- [Exercise directions]: Scan the data, and whenever a line contains "screenshot", copy it.

[Dataset excerpts]
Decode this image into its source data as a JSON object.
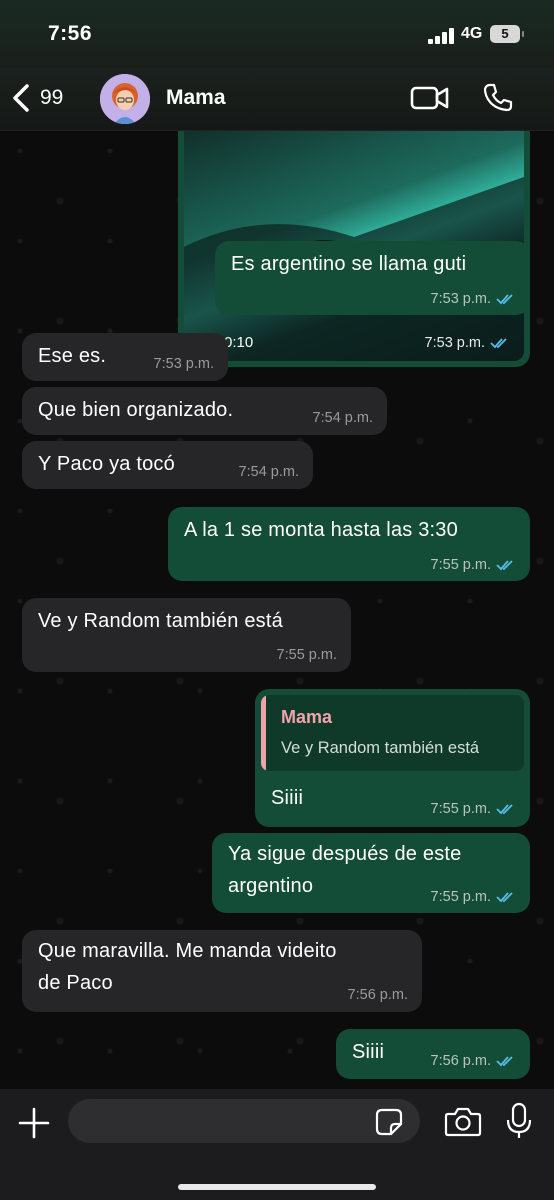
{
  "status_bar": {
    "time": "7:56",
    "network": "4G",
    "battery": "5"
  },
  "header": {
    "back_count": "99",
    "contact_name": "Mama"
  },
  "video_message": {
    "duration": "0:10",
    "time": "7:53 p.m."
  },
  "messages": [
    {
      "dir": "out",
      "text": "Es argentino se llama guti",
      "time": "7:53 p.m."
    },
    {
      "dir": "in",
      "text": "Ese es.",
      "time": "7:53 p.m."
    },
    {
      "dir": "in",
      "text": "Que bien organizado.",
      "time": "7:54 p.m."
    },
    {
      "dir": "in",
      "text": "Y Paco ya tocó",
      "time": "7:54 p.m."
    },
    {
      "dir": "out",
      "text": "A la 1 se monta hasta las 3:30",
      "time": "7:55 p.m."
    },
    {
      "dir": "in",
      "text": "Ve y Random también está",
      "time": "7:55 p.m."
    },
    {
      "dir": "out",
      "quote_name": "Mama",
      "quote_text": "Ve y Random también está",
      "text": "Siiii",
      "time": "7:55 p.m."
    },
    {
      "dir": "out",
      "line1": "Ya sigue después de este",
      "line2": "argentino",
      "time": "7:55 p.m."
    },
    {
      "dir": "in",
      "line1": "Que maravilla. Me manda videito",
      "line2": "de Paco",
      "time": "7:56 p.m."
    },
    {
      "dir": "out",
      "text": "Siiii",
      "time": "7:56 p.m."
    }
  ],
  "composer": {
    "placeholder": ""
  },
  "icons": {
    "back": "chevron-left-icon",
    "video_call": "video-camera-icon",
    "voice_call": "phone-icon",
    "attach": "plus-icon",
    "sticker": "sticker-icon",
    "camera": "camera-icon",
    "mic": "microphone-icon",
    "read_receipt": "double-check-icon"
  },
  "colors": {
    "outgoing_bubble": "#144d37",
    "incoming_bubble": "#262628",
    "read_tick": "#53bdeb",
    "quote_accent": "#f0a3ad"
  }
}
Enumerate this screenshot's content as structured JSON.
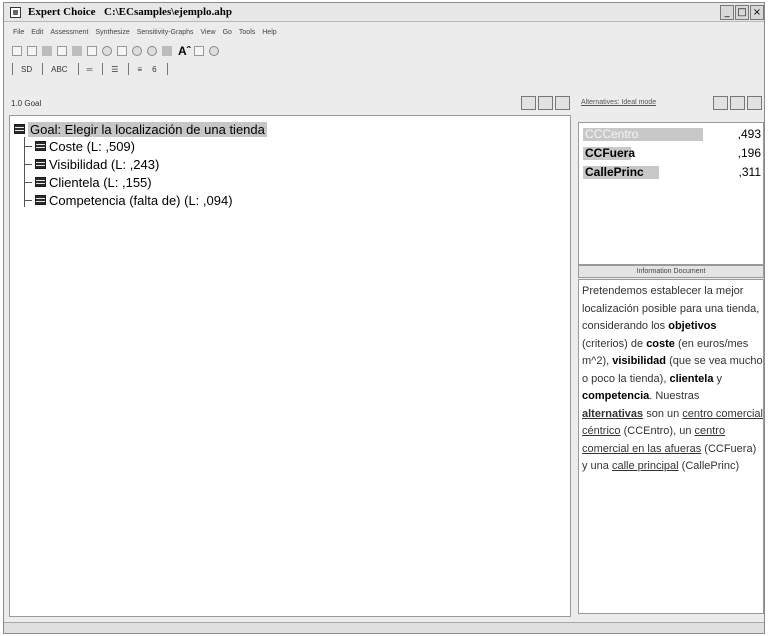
{
  "window": {
    "app_name": "Expert Choice",
    "file_path": "C:\\ECsamples\\ejemplo.ahp",
    "controls": {
      "minimize": "_",
      "maximize": "□",
      "close": "×"
    }
  },
  "menu": [
    "File",
    "Edit",
    "Assessment",
    "Synthesize",
    "Sensitivity-Graphs",
    "View",
    "Go",
    "Tools",
    "Help"
  ],
  "toolbar1": {
    "font_label": "Aˆ"
  },
  "toolbar2": {
    "items": [
      "SD",
      "ABC",
      "═",
      "☰",
      "≡",
      "6"
    ]
  },
  "tree_pane": {
    "header": "1.0 Goal",
    "goal": "Goal: Elegir la localización de una tienda",
    "children": [
      "Coste (L: ,509)",
      "Visibilidad (L: ,243)",
      "Clientela (L: ,155)",
      "Competencia (falta de) (L: ,094)"
    ]
  },
  "priorities_pane": {
    "header": "Alternatives: Ideal mode",
    "alternatives": [
      {
        "name": "CCCentro",
        "value": ",493",
        "priority": 0.493
      },
      {
        "name": "CCFuera",
        "value": ",196",
        "priority": 0.196
      },
      {
        "name": "CallePrinc",
        "value": ",311",
        "priority": 0.311
      }
    ]
  },
  "info_pane": {
    "header": "Information Document",
    "text": {
      "t1": "Pretendemos establecer la mejor localización posible para una tienda, considerando los ",
      "b1": "objetivos",
      "t2": " (criterios) de ",
      "b2": "coste",
      "t3": " (en euros/mes m^2), ",
      "b3": "visibilidad",
      "t4": " (que se vea mucho o poco la tienda), ",
      "b4": "clientela",
      "t5": " y ",
      "b5": "competencia",
      "t6": ". Nuestras ",
      "b6": "alternativas",
      "t7": " son un ",
      "u1": "centro comercial céntrico",
      "t8": " (CCEntro), un ",
      "u2": "centro comercial en las afueras",
      "t9": " (CCFuera) y una ",
      "u3": "calle principal",
      "t10": " (CallePrinc)"
    }
  },
  "colors": {
    "selection": "#c6c6c6",
    "window_bg": "#ececec",
    "pane_bg": "#ffffff"
  }
}
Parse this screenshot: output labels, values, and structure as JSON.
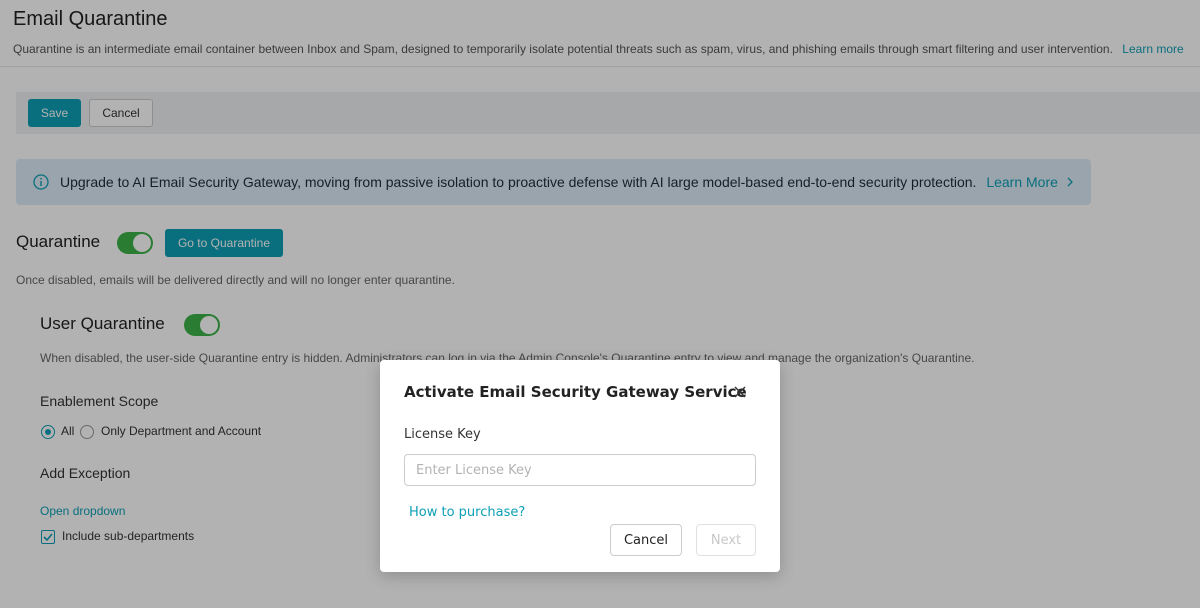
{
  "page": {
    "title": "Email Quarantine",
    "description": "Quarantine is an intermediate email container between Inbox and Spam, designed to temporarily isolate potential threats such as spam, virus, and phishing emails through smart filtering and user intervention.",
    "learn_more": "Learn more"
  },
  "toolbar": {
    "save_label": "Save",
    "cancel_label": "Cancel"
  },
  "banner": {
    "icon": "info-icon",
    "text": "Upgrade to AI Email Security Gateway, moving from passive isolation to proactive defense with AI large model-based end-to-end security protection.",
    "learn_more": "Learn More"
  },
  "quarantine": {
    "title": "Quarantine",
    "enabled": true,
    "go_button": "Go to Quarantine",
    "note": "Once disabled, emails will be delivered directly and will no longer enter quarantine."
  },
  "user_quarantine": {
    "title": "User Quarantine",
    "enabled": true,
    "note": "When disabled, the user-side Quarantine entry is hidden. Administrators can log in via the Admin Console's Quarantine entry to view and manage the organization's Quarantine.",
    "scope_label": "Enablement Scope",
    "scope_options": [
      "All",
      "Only Department and Account"
    ],
    "scope_selected": "All",
    "exception_label": "Add Exception",
    "dropdown_link": "Open dropdown",
    "include_sub_label": "Include sub-departments",
    "include_sub_checked": true
  },
  "modal": {
    "title": "Activate Email Security Gateway Service",
    "license_label": "License Key",
    "license_placeholder": "Enter License Key",
    "license_value": "",
    "purchase_link": "How to purchase?",
    "cancel_label": "Cancel",
    "next_label": "Next"
  },
  "colors": {
    "accent": "#0e9fb5",
    "toggle_on": "#3db24a",
    "banner_bg": "#dcebf7"
  }
}
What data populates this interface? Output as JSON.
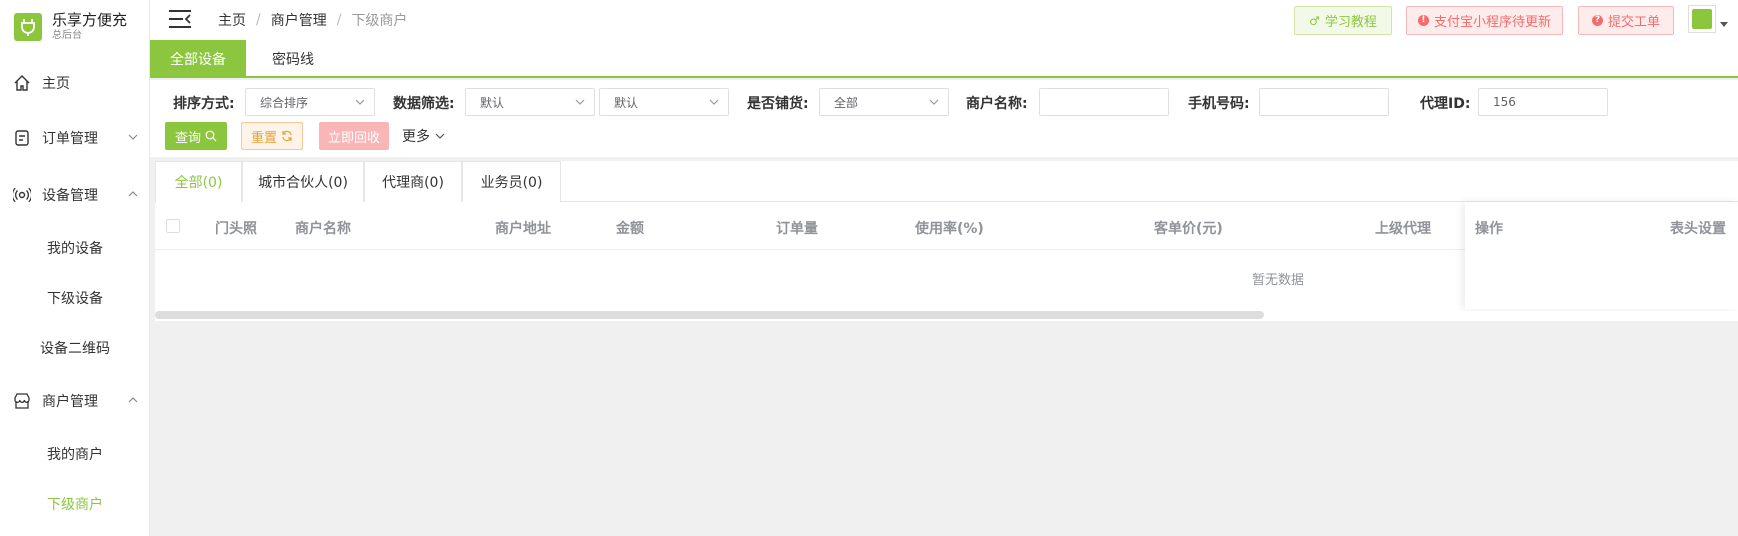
{
  "brand": {
    "title": "乐享方便充",
    "subtitle": "总后台"
  },
  "sidebar": {
    "items": [
      {
        "label": "主页",
        "icon": "home-icon"
      },
      {
        "label": "订单管理",
        "icon": "order-icon"
      },
      {
        "label": "设备管理",
        "icon": "device-icon"
      },
      {
        "label": "商户管理",
        "icon": "store-icon"
      }
    ],
    "device_sub": [
      "我的设备",
      "下级设备",
      "设备二维码"
    ],
    "merchant_sub": [
      "我的商户",
      "下级商户"
    ],
    "active_sub": "下级商户"
  },
  "header": {
    "breadcrumb": [
      "主页",
      "商户管理",
      "下级商户"
    ],
    "buttons": {
      "learn": "学习教程",
      "alipay": "支付宝小程序待更新",
      "ticket": "提交工单"
    }
  },
  "page_tabs": [
    "全部设备",
    "密码线"
  ],
  "filters": {
    "sort_label": "排序方式:",
    "sort_value": "综合排序",
    "data_label": "数据筛选:",
    "data_value1": "默认",
    "data_value2": "默认",
    "stock_label": "是否铺货:",
    "stock_value": "全部",
    "merchant_label": "商户名称:",
    "merchant_value": "",
    "phone_label": "手机号码:",
    "phone_value": "",
    "agent_label": "代理ID:",
    "agent_value": "156",
    "query_btn": "查询",
    "reset_btn": "重置",
    "recycle_btn": "立即回收",
    "more_btn": "更多"
  },
  "sub_tabs": [
    "全部(0)",
    "城市合伙人(0)",
    "代理商(0)",
    "业务员(0)"
  ],
  "table": {
    "columns": [
      "门头照",
      "商户名称",
      "商户地址",
      "金额",
      "订单量",
      "使用率(%)",
      "客单价(元)",
      "上级代理"
    ],
    "fixed_columns": [
      "操作",
      "表头设置"
    ],
    "empty_text": "暂无数据"
  },
  "colors": {
    "accent": "#8cc63f",
    "danger": "#f56c6c",
    "warning": "#e6a23c"
  }
}
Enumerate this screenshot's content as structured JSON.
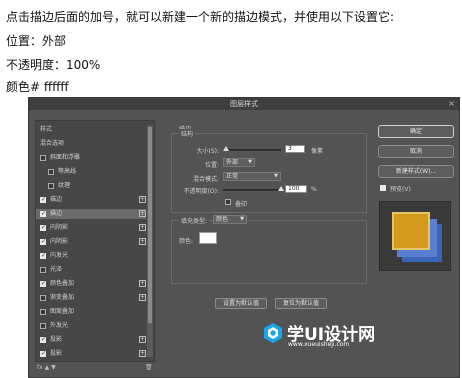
{
  "intro": {
    "line1": "点击描边后面的加号，就可以新建一个新的描边模式，并使用以下设置它:",
    "line2": "位置：外部",
    "line3": "不透明度：100%",
    "line4": "颜色# ffffff"
  },
  "dialog": {
    "title": "图层样式",
    "close": "×"
  },
  "style_list": [
    {
      "label": "样式",
      "checkbox": "none",
      "plus": false,
      "selected": false
    },
    {
      "label": "混合选项",
      "checkbox": "none",
      "plus": false,
      "selected": false
    },
    {
      "label": "斜面和浮雕",
      "checkbox": "off",
      "plus": false,
      "selected": false
    },
    {
      "label": "等高线",
      "checkbox": "off",
      "plus": false,
      "selected": false,
      "indent": true
    },
    {
      "label": "纹理",
      "checkbox": "off",
      "plus": false,
      "selected": false,
      "indent": true
    },
    {
      "label": "描边",
      "checkbox": "on",
      "plus": true,
      "selected": false
    },
    {
      "label": "描边",
      "checkbox": "on",
      "plus": true,
      "selected": true
    },
    {
      "label": "内阴影",
      "checkbox": "on",
      "plus": true,
      "selected": false
    },
    {
      "label": "内阴影",
      "checkbox": "on",
      "plus": true,
      "selected": false
    },
    {
      "label": "内发光",
      "checkbox": "on",
      "plus": false,
      "selected": false
    },
    {
      "label": "光泽",
      "checkbox": "off",
      "plus": false,
      "selected": false
    },
    {
      "label": "颜色叠加",
      "checkbox": "on",
      "plus": true,
      "selected": false
    },
    {
      "label": "渐变叠加",
      "checkbox": "off",
      "plus": true,
      "selected": false
    },
    {
      "label": "图案叠加",
      "checkbox": "off",
      "plus": false,
      "selected": false
    },
    {
      "label": "外发光",
      "checkbox": "off",
      "plus": false,
      "selected": false
    },
    {
      "label": "投影",
      "checkbox": "on",
      "plus": true,
      "selected": false
    },
    {
      "label": "投影",
      "checkbox": "on",
      "plus": true,
      "selected": false
    }
  ],
  "list_footer": {
    "icons": "fx  ▲  ▼",
    "trash": "🗑"
  },
  "stroke": {
    "section_title": "描边",
    "structure_title": "结构",
    "size_label": "大小(S):",
    "size_value": "3",
    "size_unit": "像素",
    "position_label": "位置:",
    "position_value": "外部",
    "blend_label": "混合模式:",
    "blend_value": "正常",
    "opacity_label": "不透明度(O):",
    "opacity_value": "100",
    "opacity_unit": "%",
    "overprint_label": "叠印",
    "fill_type_label": "填充类型:",
    "fill_type_value": "颜色",
    "color_label": "颜色:",
    "color_hex": "#ffffff",
    "default_btn": "设置为默认值",
    "reset_btn": "复位为默认值"
  },
  "right_panel": {
    "ok": "确定",
    "cancel": "取消",
    "new_style": "新建样式(W)...",
    "preview_label": "预览(V)",
    "preview_checked": true
  },
  "watermark": {
    "brand": "学UI设计网",
    "url": "www.xueuisheji.com"
  }
}
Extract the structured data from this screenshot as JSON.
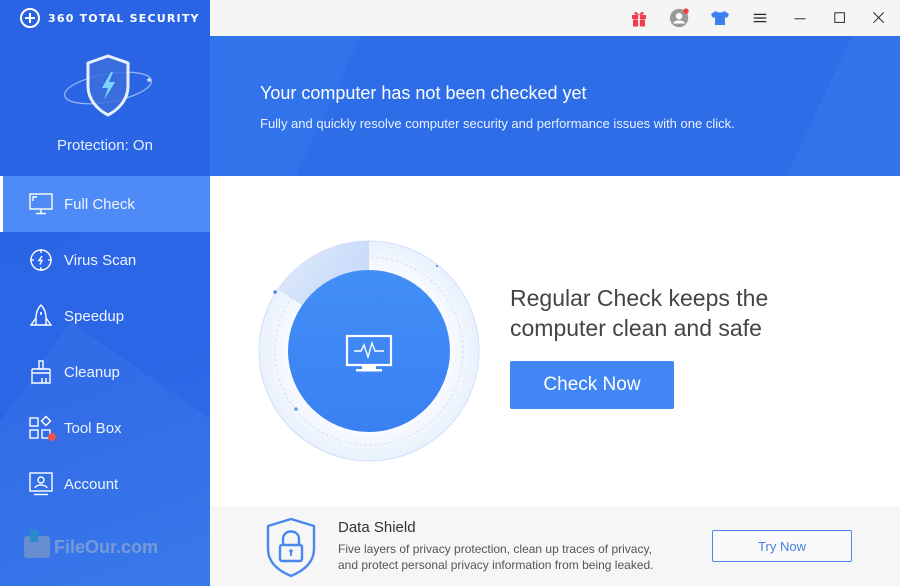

- [Answer section]:
Enumerate this screenshot's content as structured JSON.
Parse this screenshot: output labels, values, and structure as JSON.
Enumerate this screenshot's content as structured JSON.
Extract the structured data from this screenshot as JSON.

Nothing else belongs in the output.